skip navigation

PUBLICATIONS

Register for Latest Research

Stay Informed
Register with NCJRS to receive NCJRS's biweekly e-newsletter JUSTINFO and additional periodic emails from NCJRS and the NCJRS federal sponsors that highlight the latest research published or sponsored by the Office of Justice Programs.

NCJRS Abstract

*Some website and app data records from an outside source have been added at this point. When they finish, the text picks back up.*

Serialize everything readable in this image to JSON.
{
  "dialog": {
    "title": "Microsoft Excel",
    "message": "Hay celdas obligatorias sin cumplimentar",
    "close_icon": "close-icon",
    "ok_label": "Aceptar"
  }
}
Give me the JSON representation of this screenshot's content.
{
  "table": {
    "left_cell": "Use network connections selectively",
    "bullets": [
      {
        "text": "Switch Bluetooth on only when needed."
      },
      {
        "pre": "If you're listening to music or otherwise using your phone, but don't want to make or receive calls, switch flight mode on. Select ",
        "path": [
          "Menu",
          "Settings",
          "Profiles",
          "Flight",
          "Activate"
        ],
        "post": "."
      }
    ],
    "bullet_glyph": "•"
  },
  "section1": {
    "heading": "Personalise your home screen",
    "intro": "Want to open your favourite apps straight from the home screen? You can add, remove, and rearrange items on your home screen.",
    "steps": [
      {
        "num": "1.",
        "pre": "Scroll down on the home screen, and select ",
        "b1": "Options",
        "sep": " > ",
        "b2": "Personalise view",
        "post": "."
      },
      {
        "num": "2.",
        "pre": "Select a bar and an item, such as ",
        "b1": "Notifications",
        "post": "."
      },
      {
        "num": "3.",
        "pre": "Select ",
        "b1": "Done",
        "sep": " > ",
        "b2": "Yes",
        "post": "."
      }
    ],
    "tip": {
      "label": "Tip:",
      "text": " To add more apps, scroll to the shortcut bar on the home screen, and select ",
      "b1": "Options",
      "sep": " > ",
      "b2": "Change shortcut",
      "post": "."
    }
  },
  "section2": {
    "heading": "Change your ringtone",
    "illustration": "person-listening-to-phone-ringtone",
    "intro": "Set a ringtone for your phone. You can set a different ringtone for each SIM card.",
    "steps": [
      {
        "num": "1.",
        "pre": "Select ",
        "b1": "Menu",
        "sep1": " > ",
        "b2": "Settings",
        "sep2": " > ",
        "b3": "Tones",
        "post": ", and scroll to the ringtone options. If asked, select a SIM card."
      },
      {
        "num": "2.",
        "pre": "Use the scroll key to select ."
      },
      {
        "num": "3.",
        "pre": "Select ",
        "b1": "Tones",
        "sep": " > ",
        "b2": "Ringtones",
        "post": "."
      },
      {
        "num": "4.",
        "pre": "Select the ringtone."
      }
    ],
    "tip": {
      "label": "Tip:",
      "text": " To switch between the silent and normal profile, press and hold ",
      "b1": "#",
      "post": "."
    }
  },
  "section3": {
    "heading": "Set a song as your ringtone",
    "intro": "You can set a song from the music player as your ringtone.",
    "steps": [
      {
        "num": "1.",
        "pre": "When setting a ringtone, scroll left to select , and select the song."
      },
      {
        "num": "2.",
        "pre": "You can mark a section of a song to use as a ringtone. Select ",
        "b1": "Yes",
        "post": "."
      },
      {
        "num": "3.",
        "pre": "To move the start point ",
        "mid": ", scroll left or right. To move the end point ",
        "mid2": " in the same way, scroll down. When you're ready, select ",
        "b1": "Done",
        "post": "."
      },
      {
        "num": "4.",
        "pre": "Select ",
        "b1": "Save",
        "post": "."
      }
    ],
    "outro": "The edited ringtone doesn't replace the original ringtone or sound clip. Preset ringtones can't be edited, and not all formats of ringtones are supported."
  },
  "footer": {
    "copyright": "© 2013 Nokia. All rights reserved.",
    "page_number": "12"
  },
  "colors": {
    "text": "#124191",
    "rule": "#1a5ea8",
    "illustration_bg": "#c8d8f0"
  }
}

The document referenced below is part of the NCJRS Virtual Library collection. To conduct further searches of the collection, visit the Virtual Library. See the Obtain Documents page for direction on how to access resources online, via mail, through interlibrary loans, or in a local library.

 

NCJ Number: 78562 Find in a Library
Title: Critical Review of the Research Into the Effects of Defendant Attractiveness, Inadmissible Evidence and Restriction of Verdict Alternatives on Jury Decisions
Journal: Criminal Justice Review  Volume:5  Issue:1  Dated:(Spring 1980)  Pages:67-79
Author(s): P Houlden
Date Published: 1980
Page Count: 13
Type: Report (Study/Research)
Format: Article
Language: English
Country: United States of America
Annotation: Research into the effects of defendant attractiveness, inadmissible evidence, and restriction of verdict alternatives on jury verdicts is reviewed and assessed.
Abstract: The review synthesizes the results of studies in each area, while critically evaluating both the individual studies and the general methodologies used in jury research. Research into the impact of all three of the variables on jury verdicts has been so methodologically weak that unequivocal conclusions are impossible. Methodological weaknesses include the use of hypothetical rather than actual jury decisionmaking, when studies have shown that the absence of real consequences in decisionmaking affects the decisions made; limited descriptions of the events of the case for participating subjects; focusing on jury sentencing decisions rather than verdicts; emphasis on individual juror decisions rather than group decisions; and the absence of the trial influences and instructions designed to inform jurors of the basis upon which their verdict is to be rendered. Overall, the studies fail to make use of or accurately simulate the actual dynamics of the possible variables impacting jury decisionmaking. While studies to correct the cited methodological weaknesses will not be easy or inexpensive, they must be conducted before the legally relevant and irrelevant factors impacting jury processes and outcomes can be determined. Eight footnotes, 4 reference notes, and 22 references are listed.
Index Term(s): Behavioral science research; Critiques; Jury decisionmaking; Literature reviews; Research methods
To cite this abstract, use the following link:
http://www.ncjrs.gov/App/publications/abstract.aspx?ID=78562

*A link to the full-text document is provided whenever possible. For documents not available online, a link to the publisher's website is provided. Tell us how you use the NCJRS Library and Abstracts Database - send us your feedback.